This is the moment we’ve all been waiting for- it’s time to vote for your favorite Food Ninja. The submissions are in and it’s the witching hour, so get your clicking fingers ready and head over to Fuji Ninja’s voting palace to vote, baby, vote. Let’s get some of these Food Ninja’s the prizes they deserve. (Voting open until Saturday, October 30th at 10pm PST)
I can think of very few things more Food Ninja than charcuterie, so the remainder of this post will be spent on the fine art of curing and aging the most blessed of all tasty creatures, the pig. I had the recent pleasure of auditing a charcuterie workshop taught by the infamous Gabriel Claycamp, yes, THAT one, for those of you Seattle-ites in the know. Over the course of several hours I watched him dismantle an organic pig and, with the help of his students, place various body parts into curious concoctions meant to make meat amazing, oh and safe to eat too. Safety is a big issue with Claycamp, who has essentially written the book on how to be in compliance with the FDA and their pesky HACCP plans whilst curing meat. If you have a salient interest to cover your sausage in salt, Claycamp teaches regular classes which you can see here.
Now let’s get to the meat of the post- haha, I am sofa-king funny. Charcuterie, to those of you living under a lettuce leaf, is the fine art of curing meat. I’m going to go out on a limb here and completely alienate myself from Francophiles (whom I love) by saying that I cannot understand why the hell the globally-accepted term for the art is in French. I mean, hello, uh Italy? Sure, you may have heard the word Salumi, but I’m betting a good percentage of folks think that’s just some obscure spelling for Salami. I’m also betting those are the same people who make the mistake of ordering pizza ai peperoni in Italy and being surprised when it comes back with not meat but peppers. I digress.
Salumi is the family which contains salami as a species. In other words, all salami are salumi, but not all salumi are salami. Say that five times fast, I dare you. Examples of salumi that are not salami are whole muscle cuts such as prosciutto or bresaola. Bresaola is made from the eye of round of beef, and prosciutto, as most of you know, is from the leg or ham of a pig.

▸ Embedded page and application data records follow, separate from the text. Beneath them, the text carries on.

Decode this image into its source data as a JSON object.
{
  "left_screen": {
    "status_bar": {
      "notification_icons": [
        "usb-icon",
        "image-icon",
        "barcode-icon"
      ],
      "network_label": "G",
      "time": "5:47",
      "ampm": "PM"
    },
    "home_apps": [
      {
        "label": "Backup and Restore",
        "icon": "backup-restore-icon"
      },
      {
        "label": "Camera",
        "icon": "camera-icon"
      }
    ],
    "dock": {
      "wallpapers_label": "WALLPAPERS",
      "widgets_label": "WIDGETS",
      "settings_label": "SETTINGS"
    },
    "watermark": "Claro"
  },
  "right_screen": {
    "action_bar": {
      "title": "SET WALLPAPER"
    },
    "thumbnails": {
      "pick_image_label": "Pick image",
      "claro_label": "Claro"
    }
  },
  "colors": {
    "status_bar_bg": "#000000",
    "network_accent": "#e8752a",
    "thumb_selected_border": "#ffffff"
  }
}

While I am sure you will never forget that the prosciutto is the ham if you’ve ever had a perfect slice of paper-thin San Daniele, I’m going to lodge a little gem in your brain so you’ll also always think of me when you think of pigs (wait?) and the strikingly-arcane knowledge I share with you. After all, I have to justify my purchase of the Oxford English Dictionary at a time of my life when I was starving and boozing my way through a creative writing degree in the tundric outlands of rural Montana (aka Missoula).
The word ham is curiously associated with clumsiness and ineffectuality. You know how we like to say “hamming it up?” Well that came to us via the longer version of the word, “hamfatter,” which was coined in the 19th century to describe an overemphatic actor who rants or overacts. Often when a person has a really great slice of prosciutto, or jamon iberico which is the name of my current paramour, they rant and overact. Therefore I have scientifically deduced that there must be something in the ham that makes people a touch off. Hence, the word ham. Stay tuned next time, where the word of the day will be finocchio, the Italian word for fennel (it has a curious double-meaning).
Back to salumi. Salami are a genus in the salumi family that consist of ground meat stuffed into some sort of casing (usually pig intestines). On this blissfully piggy evening, we got to try our hand at starting salami such as chorizo, and lots of salumi such as prosciutto, lomo, lardo and coppa. I say starting because, as you may know, charcuterie is an art for a patient man. Something large like prosciutto can cure for upwards of two years, and even a cut as small as bresaola still takes a month, give or take. If you want to whet your appetite whilst breaking down a pig, you can always toss scraps of skin into a big vat of stew for flavor and to fortify you while you parcel out your beast.
I shan’t be whittling down into the minutiae of swine (swinutiae?) in this very general post- I just wanted to touch the tip of the pig, so to speak. If you want to get slightly serious about it, think about starting with something easy and delicious like bacon. You can be merrily masticating smoky pork belly in a week or so, and it’s a fair bit of fun. If, on the other hand, you decide to go crazy and turn your randomly-amassed collection of old wine fridges into curing chambers and tackle something daunting like bresaola (my delicious nemesis), you’d do well to take a class from a pro like Claycamp. Here’s his schedule.